(TASK GOAL): Each line below that includes the word "html" is to be reported.

Data records for software interfaces:
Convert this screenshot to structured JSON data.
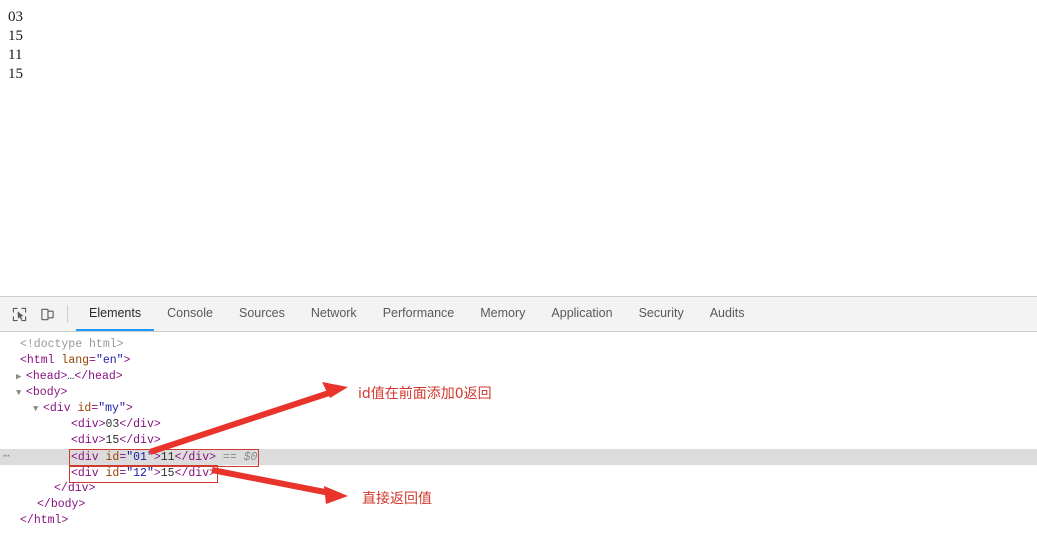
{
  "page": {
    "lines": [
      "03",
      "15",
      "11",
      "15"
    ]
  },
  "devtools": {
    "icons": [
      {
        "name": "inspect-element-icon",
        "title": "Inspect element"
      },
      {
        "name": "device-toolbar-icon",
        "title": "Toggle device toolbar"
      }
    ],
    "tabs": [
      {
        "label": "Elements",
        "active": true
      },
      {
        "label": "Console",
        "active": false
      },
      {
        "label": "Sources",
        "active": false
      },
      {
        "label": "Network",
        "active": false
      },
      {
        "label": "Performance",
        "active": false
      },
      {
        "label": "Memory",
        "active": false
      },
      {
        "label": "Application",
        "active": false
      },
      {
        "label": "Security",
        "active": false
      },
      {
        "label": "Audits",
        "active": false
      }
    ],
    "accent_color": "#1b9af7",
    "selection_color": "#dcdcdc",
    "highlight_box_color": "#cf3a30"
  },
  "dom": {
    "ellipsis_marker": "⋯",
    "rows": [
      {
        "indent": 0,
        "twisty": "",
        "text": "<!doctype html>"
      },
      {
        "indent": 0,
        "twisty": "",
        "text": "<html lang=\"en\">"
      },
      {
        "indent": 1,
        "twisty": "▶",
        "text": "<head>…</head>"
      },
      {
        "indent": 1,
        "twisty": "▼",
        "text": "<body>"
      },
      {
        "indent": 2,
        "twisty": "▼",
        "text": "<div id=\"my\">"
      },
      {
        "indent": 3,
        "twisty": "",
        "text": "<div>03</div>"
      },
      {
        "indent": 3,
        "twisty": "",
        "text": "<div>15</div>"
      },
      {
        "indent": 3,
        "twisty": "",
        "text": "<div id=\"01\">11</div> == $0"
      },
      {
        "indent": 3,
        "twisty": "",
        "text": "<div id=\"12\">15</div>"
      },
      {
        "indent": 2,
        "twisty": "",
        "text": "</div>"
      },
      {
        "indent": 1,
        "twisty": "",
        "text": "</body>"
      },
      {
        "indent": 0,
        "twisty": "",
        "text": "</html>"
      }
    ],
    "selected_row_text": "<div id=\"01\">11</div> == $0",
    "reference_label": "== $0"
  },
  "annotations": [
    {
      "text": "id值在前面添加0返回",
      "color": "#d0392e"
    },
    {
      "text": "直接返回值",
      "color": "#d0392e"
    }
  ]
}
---
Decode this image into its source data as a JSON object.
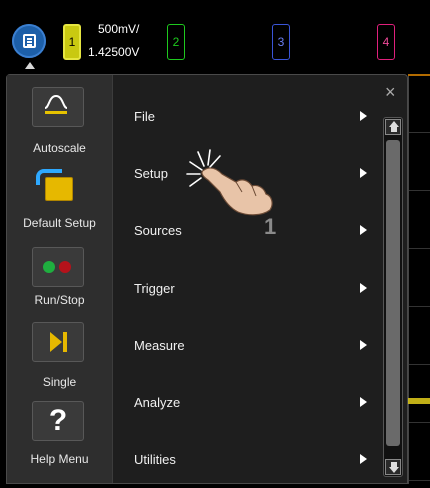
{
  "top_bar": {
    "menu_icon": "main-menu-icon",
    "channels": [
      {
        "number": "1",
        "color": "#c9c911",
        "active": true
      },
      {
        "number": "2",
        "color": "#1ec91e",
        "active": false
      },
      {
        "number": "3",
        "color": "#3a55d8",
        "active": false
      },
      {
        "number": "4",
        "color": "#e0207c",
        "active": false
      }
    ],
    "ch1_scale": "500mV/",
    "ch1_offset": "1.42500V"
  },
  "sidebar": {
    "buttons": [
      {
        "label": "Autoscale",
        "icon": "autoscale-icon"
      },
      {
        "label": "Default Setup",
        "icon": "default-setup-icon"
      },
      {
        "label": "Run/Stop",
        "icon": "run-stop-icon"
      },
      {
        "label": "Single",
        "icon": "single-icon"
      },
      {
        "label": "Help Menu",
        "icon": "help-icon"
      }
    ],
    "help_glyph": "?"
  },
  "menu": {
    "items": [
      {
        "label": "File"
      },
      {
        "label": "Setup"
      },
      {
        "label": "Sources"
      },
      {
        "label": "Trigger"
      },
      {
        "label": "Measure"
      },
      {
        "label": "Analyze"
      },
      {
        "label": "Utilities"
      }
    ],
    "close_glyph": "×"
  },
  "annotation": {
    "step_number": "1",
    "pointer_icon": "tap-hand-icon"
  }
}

(RESULT):
        "text": "<!doctype html>"
        "text": "<html lang=\"en\">"
        "text": "</html>"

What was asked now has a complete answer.